As the re-allocation projects begin to take shape, you'll want to properly manage those projects. There are time-tested project management techniques, such as PERT (Program Evaluation and Review Technique) and CPM (Critical Path Method) which have been used in wide variety of projects, such as
- Research and development of new products and processes
- Facility construction
- Maintenance of large and complex equipment
- Design and installation of new systems
In projects of this type, activities are never strictly linear, but tend to occur dynamically and dependent on other events. The complexity of the interactions has doomed many well-conceived projects to long-term failure because of concessions that had to be made to deal with last-minute problems that popped up because of poor execution and management of the project. PERT and CPM help you avoid these pitfalls and deliver projects on time and on budget, which is necessary for the project to deliver its anticipated pro forma return on investment.
Also, there are tools that help you evaluate your re-allocation project prior to and during the implementation. One such tool that you may consider are computer modeling programs that help you determine the optimal layout or expansion of your facility or an individual process. Here again, Penn State expert resources are available, as Jose Ventura, a successful researcher and consultant in process design and optimization here at Penn State, has agreed to extend his research to the wood products industry when we find the right opportunities.
Finally, to wrap up this series, I must comment on the value of your workforce in the whole effort to re-engineer your company. All of the tools we've discussed in this series draw on the experience of your people. Any productivity tool, consulting analysis, or software program that is marketed as a solution independent of your company's existing base of knowledge is highly unlikely to bring you any true value. All these tools should be looked at as things to fine-tune your efforts, much as a calculator sharpens up the balancing of your bankbook. True, they do deliver a method of dealing with incredible complexity, and they do it well when implemented as a part of a team effort within your organization. But their value depends on employee involvement and ownership of the tool and project.
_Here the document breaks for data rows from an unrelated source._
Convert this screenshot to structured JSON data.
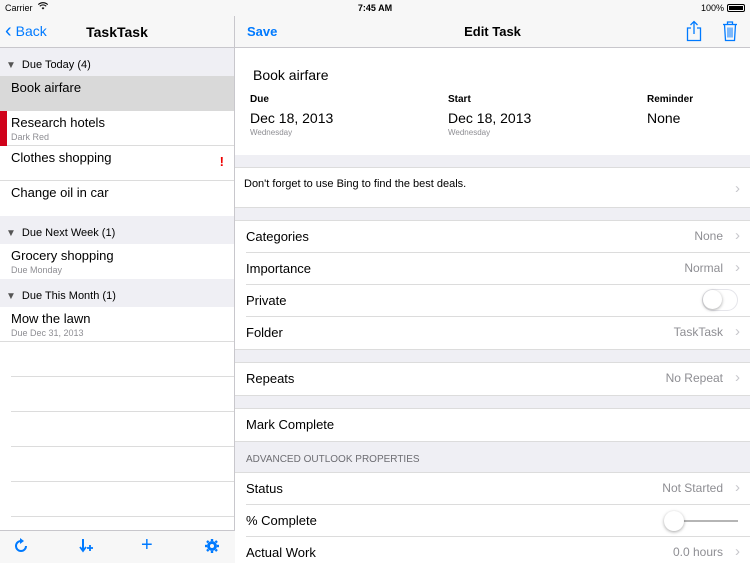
{
  "status_bar": {
    "carrier": "Carrier",
    "time": "7:45 AM",
    "battery": "100%"
  },
  "left": {
    "back_label": "Back",
    "title": "TaskTask",
    "sections": [
      {
        "header": "Due Today (4)"
      },
      {
        "header": "Due Next Week (1)"
      },
      {
        "header": "Due This Month (1)"
      }
    ],
    "tasks": [
      {
        "name": "Book airfare"
      },
      {
        "name": "Research hotels",
        "sub": "Dark Red"
      },
      {
        "name": "Clothes shopping",
        "priority_mark": "!"
      },
      {
        "name": "Change oil in car"
      },
      {
        "name": "Grocery shopping",
        "sub": "Due Monday"
      },
      {
        "name": "Mow the lawn",
        "sub": "Due Dec 31, 2013"
      }
    ],
    "toolbar": {
      "refresh_icon": "↻",
      "filter_icon": "⇟",
      "add_icon": "+",
      "settings_icon": "⚙"
    }
  },
  "right": {
    "save_label": "Save",
    "title": "Edit Task",
    "task_title": "Book airfare",
    "due": {
      "label": "Due",
      "value": "Dec 18, 2013",
      "sub": "Wednesday"
    },
    "start": {
      "label": "Start",
      "value": "Dec 18, 2013",
      "sub": "Wednesday"
    },
    "reminder": {
      "label": "Reminder",
      "value": "None"
    },
    "notes": "Don't forget to use Bing to find the best deals.",
    "categories": {
      "label": "Categories",
      "value": "None"
    },
    "importance": {
      "label": "Importance",
      "value": "Normal"
    },
    "private": {
      "label": "Private",
      "on": false
    },
    "folder": {
      "label": "Folder",
      "value": "TaskTask"
    },
    "repeats": {
      "label": "Repeats",
      "value": "No Repeat"
    },
    "mark_complete": "Mark Complete",
    "advanced_header": "ADVANCED OUTLOOK PROPERTIES",
    "status": {
      "label": "Status",
      "value": "Not Started"
    },
    "percent_complete": {
      "label": "% Complete",
      "value": 0
    },
    "actual_work": {
      "label": "Actual Work",
      "value": "0.0 hours"
    }
  },
  "colors": {
    "accent": "#007aff",
    "flag_red": "#d0021b"
  }
}
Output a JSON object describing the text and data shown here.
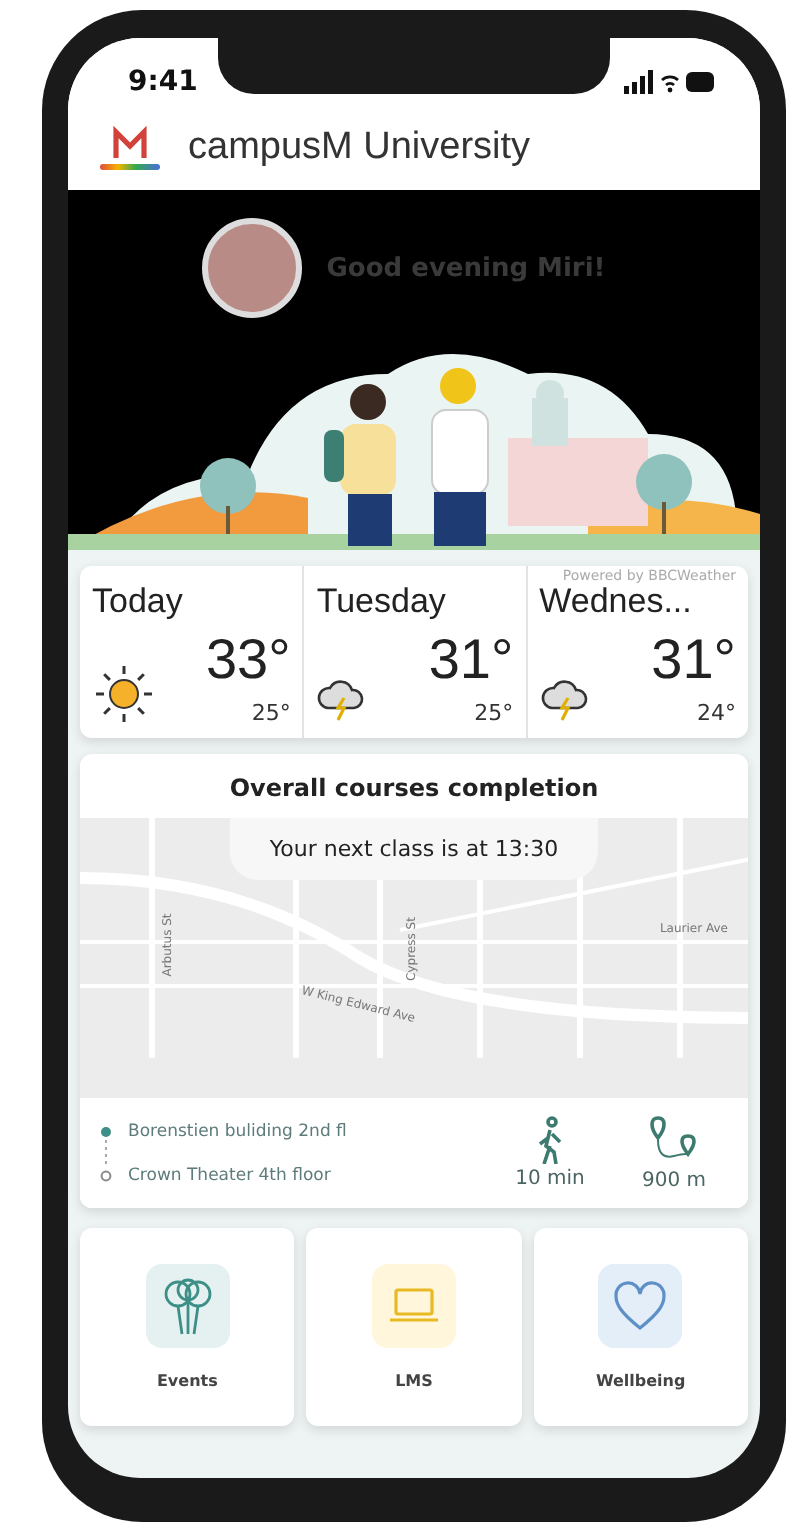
{
  "status_bar": {
    "time": "9:41"
  },
  "header": {
    "title": "campusM University"
  },
  "greeting": "Good evening Miri!",
  "weather": {
    "credit": "Powered by BBCWeather",
    "days": [
      {
        "day": "Today",
        "high": "33°",
        "low": "25°",
        "kind": "sun"
      },
      {
        "day": "Tuesday",
        "high": "31°",
        "low": "25°",
        "kind": "storm"
      },
      {
        "day": "Wednes...",
        "high": "31°",
        "low": "24°",
        "kind": "storm"
      }
    ]
  },
  "course_card": {
    "title": "Overall courses completion",
    "next_class": "Your next class is at 13:30",
    "map_labels": [
      {
        "text": "Arbutus St",
        "kind": "vertical"
      },
      {
        "text": "Cypress St",
        "kind": "vertical"
      },
      {
        "text": "Laurier Ave",
        "kind": "flat"
      },
      {
        "text": "W King Edward Ave",
        "kind": "slanted"
      }
    ],
    "route": {
      "from": "Borenstien buliding 2nd fl",
      "to": "Crown Theater 4th floor",
      "walk_time": "10 min",
      "distance": "900 m"
    }
  },
  "tiles": [
    {
      "label": "Events",
      "kind": "balloons",
      "color": "#e4f1f0"
    },
    {
      "label": "LMS",
      "kind": "laptop",
      "color": "#fff6dc"
    },
    {
      "label": "Wellbeing",
      "kind": "heart",
      "color": "#e3eef9"
    }
  ]
}
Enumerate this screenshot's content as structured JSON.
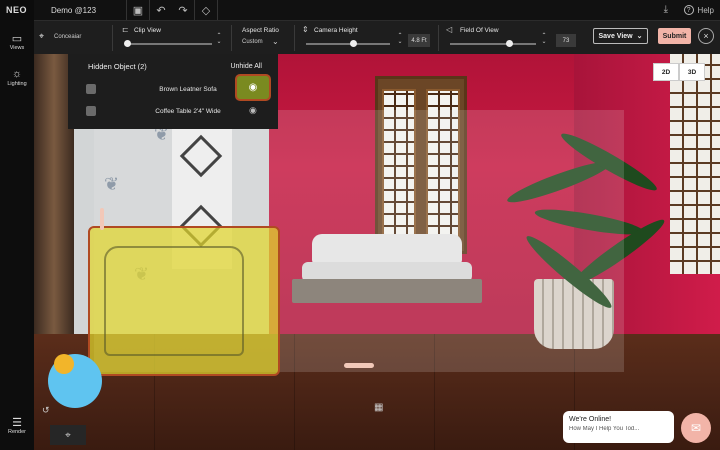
{
  "app": {
    "logo": "NEO",
    "doc_title": "Demo @123",
    "help_label": "Help"
  },
  "toolbar": {
    "conceal_label": "Conceaiar",
    "clip_view": "Clip View",
    "aspect_ratio": "Aspect Ratio",
    "aspect_value": "Custom",
    "camera_height": "Camera Height",
    "camera_height_value": "4.8 Ft",
    "field_of_view": "Field Of View",
    "fov_value": "73",
    "save_view": "Save View",
    "submit": "Submit"
  },
  "sidebar": {
    "items": [
      {
        "label": "Views",
        "icon": "camera-icon"
      },
      {
        "label": "Lighting",
        "icon": "sun-icon"
      }
    ],
    "render_label": "Render"
  },
  "view_toggle": {
    "two_d": "2D",
    "three_d": "3D"
  },
  "hidden_panel": {
    "title": "Hidden Object",
    "count": "(2)",
    "unhide_all": "Unhide All",
    "items": [
      {
        "name": "Brown Leatner Sofa",
        "visible": false
      },
      {
        "name": "Coffee Table 2'4\" Wide",
        "visible": false
      }
    ]
  },
  "chat": {
    "title": "We're Online!",
    "subtitle": "How May I Help You Tod..."
  },
  "colors": {
    "accent": "#f2b4a8",
    "highlight": "#b04a22",
    "wall": "#c71a42"
  }
}
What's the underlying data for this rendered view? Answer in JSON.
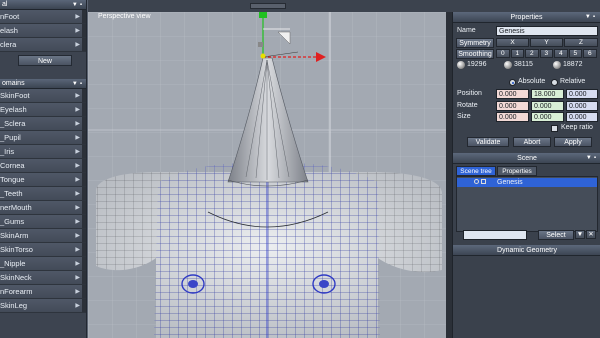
{
  "left_panel": {
    "top_section": {
      "header_visible": "al",
      "items": [
        "nFoot",
        "elash",
        "clera"
      ],
      "new_label": "New"
    },
    "domains_section": {
      "header_visible": "omains",
      "items": [
        "SkinFoot",
        "Eyelash",
        "_Sclera",
        "_Pupil",
        "_Iris",
        "Cornea",
        "Tongue",
        "_Teeth",
        "nerMouth",
        "_Gums",
        "SkinArm",
        "SkinTorso",
        "_Nipple",
        "SkinNeck",
        "nForearm",
        "SkinLeg"
      ]
    }
  },
  "viewport": {
    "title": "Perspective view"
  },
  "properties": {
    "title": "Properties",
    "name_label": "Name",
    "name_value": "Genesis",
    "symmetry_label": "Symmetry",
    "symmetry_axes": [
      "X",
      "Y",
      "Z"
    ],
    "smoothing_label": "Smoothing",
    "smoothing_levels": [
      "0",
      "1",
      "2",
      "3",
      "4",
      "5",
      "6"
    ],
    "counts": [
      "19296",
      "38115",
      "18872"
    ],
    "absolute_label": "Absolute",
    "relative_label": "Relative",
    "position_label": "Position",
    "position_values": [
      "0.000",
      "18.000",
      "0.000"
    ],
    "rotate_label": "Rotate",
    "rotate_values": [
      "0.000",
      "0.000",
      "0.000"
    ],
    "size_label": "Size",
    "size_values": [
      "0.000",
      "0.000",
      "0.000"
    ],
    "keep_ratio_label": "Keep ratio",
    "validate_label": "Validate",
    "abort_label": "Abort",
    "apply_label": "Apply"
  },
  "scene": {
    "title": "Scene",
    "tabs": [
      "Scene tree",
      "Properties"
    ],
    "tree_item": "Genesis",
    "select_label": "Select"
  },
  "dynamic_geometry": {
    "title": "Dynamic Geometry"
  },
  "colors": {
    "selection": "#2f63d6",
    "mesh_wire": "#3340c8",
    "gizmo_x": "#e02020",
    "gizmo_y": "#20c020",
    "gizmo_center": "#e8e000"
  }
}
Because of this, any consideration you may give to using OR tools in managing your business should begin with a committed effort to train your employees on the project to be undertaken, using their input before finalizing project details, and defining beforehand the benefit to them of a successful project. In The Goal, the management team understood that it had three months to turn the plant around or it was going to be shut down. We hope that you're not facing such dire straits, but even so, your mission has got to be just as clear all the way through the ranks. If you make it so, your project will succeed, and you'll reap the profits for years to come.